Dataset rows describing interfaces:
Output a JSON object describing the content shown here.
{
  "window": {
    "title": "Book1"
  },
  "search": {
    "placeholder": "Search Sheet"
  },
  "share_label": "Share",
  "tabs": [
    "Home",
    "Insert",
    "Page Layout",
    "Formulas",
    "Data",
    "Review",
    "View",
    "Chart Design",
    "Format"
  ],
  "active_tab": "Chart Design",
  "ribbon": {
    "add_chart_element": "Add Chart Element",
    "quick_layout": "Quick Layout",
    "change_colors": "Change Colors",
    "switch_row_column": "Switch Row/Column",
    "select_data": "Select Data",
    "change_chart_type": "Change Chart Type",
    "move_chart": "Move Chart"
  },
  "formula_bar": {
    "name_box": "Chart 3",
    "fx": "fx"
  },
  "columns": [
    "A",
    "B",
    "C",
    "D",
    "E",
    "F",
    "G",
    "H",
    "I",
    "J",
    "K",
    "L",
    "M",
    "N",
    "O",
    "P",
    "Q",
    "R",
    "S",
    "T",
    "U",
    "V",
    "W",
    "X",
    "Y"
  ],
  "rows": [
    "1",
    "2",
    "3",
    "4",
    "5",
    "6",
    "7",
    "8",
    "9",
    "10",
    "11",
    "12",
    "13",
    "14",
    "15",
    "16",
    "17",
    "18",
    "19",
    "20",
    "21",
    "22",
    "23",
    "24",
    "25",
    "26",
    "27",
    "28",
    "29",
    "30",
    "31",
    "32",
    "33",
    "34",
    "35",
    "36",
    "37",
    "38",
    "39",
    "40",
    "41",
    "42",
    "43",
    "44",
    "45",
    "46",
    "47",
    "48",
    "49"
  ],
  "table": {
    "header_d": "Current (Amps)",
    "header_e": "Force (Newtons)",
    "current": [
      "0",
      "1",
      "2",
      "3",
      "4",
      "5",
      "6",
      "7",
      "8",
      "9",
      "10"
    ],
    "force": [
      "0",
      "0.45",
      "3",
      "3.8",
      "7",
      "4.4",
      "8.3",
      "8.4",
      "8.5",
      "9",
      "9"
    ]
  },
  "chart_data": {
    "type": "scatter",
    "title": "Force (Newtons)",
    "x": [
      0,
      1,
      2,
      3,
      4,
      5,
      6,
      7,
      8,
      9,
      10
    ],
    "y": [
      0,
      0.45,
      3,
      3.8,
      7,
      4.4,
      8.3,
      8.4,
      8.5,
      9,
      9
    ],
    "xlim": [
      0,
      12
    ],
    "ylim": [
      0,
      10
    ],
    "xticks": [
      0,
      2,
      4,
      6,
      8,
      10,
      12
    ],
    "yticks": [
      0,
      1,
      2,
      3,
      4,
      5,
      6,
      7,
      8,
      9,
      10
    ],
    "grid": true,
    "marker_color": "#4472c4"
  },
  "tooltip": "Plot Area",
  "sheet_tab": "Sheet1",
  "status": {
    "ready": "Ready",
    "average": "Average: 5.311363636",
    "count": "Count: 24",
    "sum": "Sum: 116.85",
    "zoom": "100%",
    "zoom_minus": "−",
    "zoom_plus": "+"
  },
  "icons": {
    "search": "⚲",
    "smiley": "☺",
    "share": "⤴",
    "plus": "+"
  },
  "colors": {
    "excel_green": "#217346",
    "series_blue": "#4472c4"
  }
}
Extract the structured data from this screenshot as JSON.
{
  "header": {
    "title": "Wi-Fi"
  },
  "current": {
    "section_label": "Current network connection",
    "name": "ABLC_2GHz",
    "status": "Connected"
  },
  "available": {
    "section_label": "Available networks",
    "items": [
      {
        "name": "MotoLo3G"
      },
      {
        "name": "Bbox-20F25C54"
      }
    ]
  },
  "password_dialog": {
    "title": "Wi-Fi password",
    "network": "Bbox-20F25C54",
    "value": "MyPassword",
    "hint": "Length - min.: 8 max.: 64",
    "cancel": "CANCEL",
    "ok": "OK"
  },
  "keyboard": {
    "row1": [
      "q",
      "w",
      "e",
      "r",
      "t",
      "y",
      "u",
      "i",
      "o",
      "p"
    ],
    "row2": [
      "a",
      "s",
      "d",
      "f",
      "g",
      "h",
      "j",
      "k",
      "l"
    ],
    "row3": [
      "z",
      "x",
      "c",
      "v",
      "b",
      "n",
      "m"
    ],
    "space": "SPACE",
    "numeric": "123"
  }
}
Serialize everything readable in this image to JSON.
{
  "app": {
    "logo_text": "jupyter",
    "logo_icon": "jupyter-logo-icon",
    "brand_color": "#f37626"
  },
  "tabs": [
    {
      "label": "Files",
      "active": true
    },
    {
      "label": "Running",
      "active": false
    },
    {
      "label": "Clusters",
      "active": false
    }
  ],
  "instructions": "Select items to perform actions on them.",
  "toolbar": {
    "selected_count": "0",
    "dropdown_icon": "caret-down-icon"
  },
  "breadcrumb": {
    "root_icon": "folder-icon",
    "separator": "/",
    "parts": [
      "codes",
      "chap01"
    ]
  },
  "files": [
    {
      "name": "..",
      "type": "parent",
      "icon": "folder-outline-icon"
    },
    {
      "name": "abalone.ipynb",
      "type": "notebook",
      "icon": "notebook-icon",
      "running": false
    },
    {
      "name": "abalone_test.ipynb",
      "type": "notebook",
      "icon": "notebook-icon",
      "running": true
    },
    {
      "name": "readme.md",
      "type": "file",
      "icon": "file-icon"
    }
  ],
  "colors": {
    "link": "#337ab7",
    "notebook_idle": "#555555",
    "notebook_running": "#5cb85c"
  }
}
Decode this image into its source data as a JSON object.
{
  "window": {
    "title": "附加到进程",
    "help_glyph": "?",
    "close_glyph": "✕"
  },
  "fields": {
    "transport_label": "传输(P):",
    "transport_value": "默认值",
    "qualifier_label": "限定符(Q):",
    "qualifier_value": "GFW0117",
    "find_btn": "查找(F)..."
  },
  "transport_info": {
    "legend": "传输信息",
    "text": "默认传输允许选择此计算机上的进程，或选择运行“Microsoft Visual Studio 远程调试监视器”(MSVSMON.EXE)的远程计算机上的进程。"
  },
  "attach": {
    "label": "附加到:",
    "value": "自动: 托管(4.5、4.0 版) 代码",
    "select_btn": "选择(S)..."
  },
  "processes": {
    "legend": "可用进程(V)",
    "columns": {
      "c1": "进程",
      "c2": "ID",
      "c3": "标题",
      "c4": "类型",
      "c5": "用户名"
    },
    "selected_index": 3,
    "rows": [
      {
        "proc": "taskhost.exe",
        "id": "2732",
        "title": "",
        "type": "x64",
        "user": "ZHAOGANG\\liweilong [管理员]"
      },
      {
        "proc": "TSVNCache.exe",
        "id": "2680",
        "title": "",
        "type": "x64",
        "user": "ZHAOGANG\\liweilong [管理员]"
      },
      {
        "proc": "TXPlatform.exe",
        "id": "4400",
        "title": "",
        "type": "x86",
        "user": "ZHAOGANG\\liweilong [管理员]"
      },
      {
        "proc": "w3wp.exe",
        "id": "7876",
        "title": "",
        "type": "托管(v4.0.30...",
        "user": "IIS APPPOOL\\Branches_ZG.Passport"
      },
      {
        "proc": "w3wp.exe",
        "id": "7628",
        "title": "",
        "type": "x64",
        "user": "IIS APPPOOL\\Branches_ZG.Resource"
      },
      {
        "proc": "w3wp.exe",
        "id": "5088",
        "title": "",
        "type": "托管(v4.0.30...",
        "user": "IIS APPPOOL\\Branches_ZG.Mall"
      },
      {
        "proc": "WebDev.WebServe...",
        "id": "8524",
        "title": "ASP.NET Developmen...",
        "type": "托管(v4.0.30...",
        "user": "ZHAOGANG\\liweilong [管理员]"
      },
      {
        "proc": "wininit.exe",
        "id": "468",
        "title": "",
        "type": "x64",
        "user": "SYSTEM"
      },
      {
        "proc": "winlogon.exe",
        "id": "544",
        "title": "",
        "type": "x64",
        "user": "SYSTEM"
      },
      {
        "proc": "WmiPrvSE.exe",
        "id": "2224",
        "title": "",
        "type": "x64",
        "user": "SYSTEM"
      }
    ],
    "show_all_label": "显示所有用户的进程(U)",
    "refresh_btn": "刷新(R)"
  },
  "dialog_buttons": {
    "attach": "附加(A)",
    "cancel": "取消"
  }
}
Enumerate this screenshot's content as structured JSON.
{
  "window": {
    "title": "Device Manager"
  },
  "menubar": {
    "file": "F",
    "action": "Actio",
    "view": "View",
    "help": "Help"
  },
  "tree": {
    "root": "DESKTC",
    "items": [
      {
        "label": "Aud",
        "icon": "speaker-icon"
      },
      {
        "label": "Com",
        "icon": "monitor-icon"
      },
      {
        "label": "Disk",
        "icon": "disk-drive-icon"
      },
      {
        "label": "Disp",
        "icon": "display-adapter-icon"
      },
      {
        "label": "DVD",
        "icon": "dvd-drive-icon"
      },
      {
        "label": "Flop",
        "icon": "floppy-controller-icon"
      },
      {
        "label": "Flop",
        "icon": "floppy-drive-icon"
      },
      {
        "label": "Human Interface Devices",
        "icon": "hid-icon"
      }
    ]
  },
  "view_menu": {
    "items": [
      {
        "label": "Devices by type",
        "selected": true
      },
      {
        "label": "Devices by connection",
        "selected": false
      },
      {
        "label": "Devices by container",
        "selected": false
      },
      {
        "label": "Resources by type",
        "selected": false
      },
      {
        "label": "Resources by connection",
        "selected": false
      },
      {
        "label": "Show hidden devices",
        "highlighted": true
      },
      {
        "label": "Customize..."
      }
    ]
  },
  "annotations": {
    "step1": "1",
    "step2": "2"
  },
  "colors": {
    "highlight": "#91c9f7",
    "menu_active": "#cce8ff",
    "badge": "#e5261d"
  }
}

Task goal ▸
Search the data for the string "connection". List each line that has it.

Exercise response ▸
    "section_label": "Current network connection",
        "label": "Devices by connection",
        "label": "Resources by connection",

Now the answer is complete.